TORONTO — On a Friday night their most explosive scorer sat, the Bulls’ offense showed signs of rhythm and relevance.
With Derrick Rose sidelined because of his sore right hamstring, Kirk Hinrich ably ran the show and all five starters scored in double figures in a 96-80 dismantling of the Raptors at Air Canada Centre.
The Bulls led by as many as 27 in winning their first road game in four tries. Of more importance, they established an inside presence early through Joakim Noah and Carlos Boozer that allowed open looks from 3-point range late.
The Bulls have shot horribly from beyond the arc this season, connecting at just 26.3 percent before knocking down 7 of 16 against the Raptors.
“I thought we did a good job of being efficient in the paint early,” Boozer said. “They started coming with double-teams and we did a good job of moving the ball to our shooters.
“Kirk is a great player, totally underrated. He does a great job of running our team, gets us in our sets.”
Boozer got halfway to his second career triple-double in the first half before settling for 14 points, eight rebounds and six assists. Luol Deng led the Bulls with 19 points. Hinrich was Hinrich.
“Kirk proved last year he’s more than capable of running the team,” coach Tom Thibodeau said. “I liked the rhythm we had. With Derrick out, we know that we have to play a certain way and we need everybody.”
Perhaps most encouraging, Jimmy Butler matched Deng and Hinrich with two 3-pointers and Noah continued his return to form offensively. Noah finished with 18 points and nine rebounds and made quick, decisive decisions with the ball.
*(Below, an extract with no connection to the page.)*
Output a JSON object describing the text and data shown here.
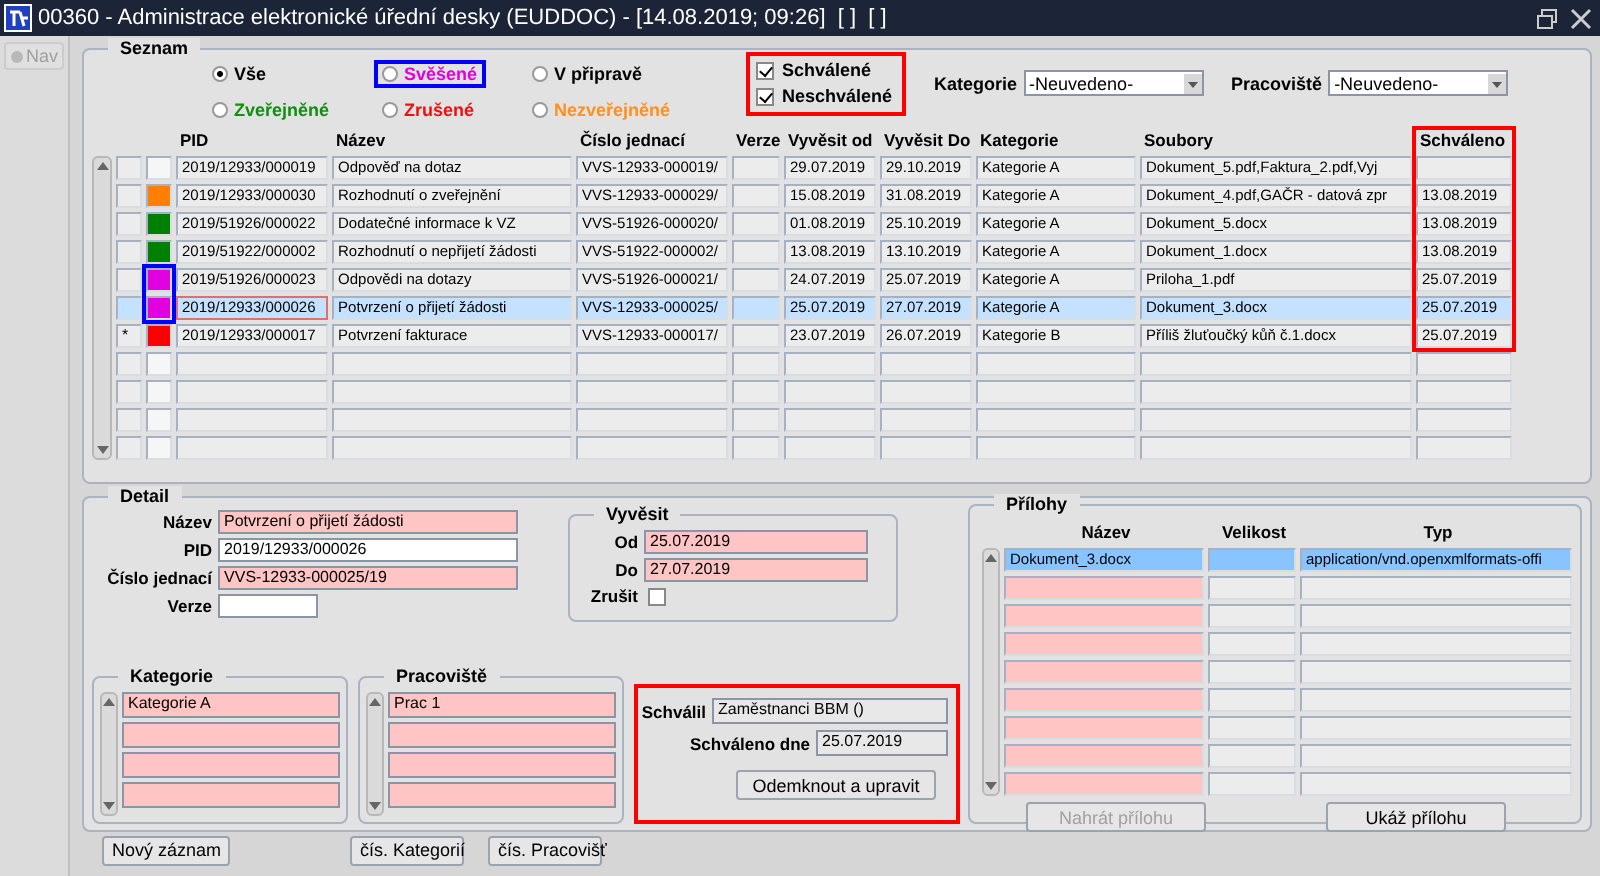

“You knew it was going to come,” Hinrich said. “It seemed like early he was second-guessing himself. It seems like he’s starting to play more instinctively.”
Thibodeau said Noah’s offensive timing and tenacity has improved for three straight games.
“You can see it,” Thibodeau said. “He’s getting really good position. He’s taking his time. He’s getting a quality shot off. He’s making a second and third effort to the offensive board.”
DeMar DeRozan tied his career-high with 37 points for the Raptors, who shot just 35.4 percent.
As for Rose, he didn’t participate in Friday’s morning shootaround and still hasn’t practiced since suffering his first-ever hamstring injury on Monday. Though he will be a gametime decision against the undefeated Pacers on Saturday, it wouldn’t be surprising if he sat again.
“Just being smart about the situation,” Rose said. “There’s nothing like rest. The tightness just didn’t loosen up. If it’s still tight, there’s no need to (play Saturday).
“I want to play in every game because I really have to catch a rhythm. But management and the training staff really just tell me to take my time. We just have to be patient.”
His teammates agree.
“He has to take care of himself and be right because we’re going to need him for the long term,” Hinrich said.
Ultimately, the Bulls obviously need Rose’s rare combination of speed and strength to achieve their full potential. But in a young season where their offensive rhythm has come in fits and starts, seeing a more fluid game with Rose sidelined is encouraging.
“We have the same philosophy without him, but our transition is a little slower,” Boozer said, laughing. “It’s different with him out there. But we use each other. We set screens. We pass the ball. We move around.
“We do a couple of things differently. But for the most part, we still hang our hat on defense and rebounding, try to cut our turnovers down and take good shots.”
Those were more on target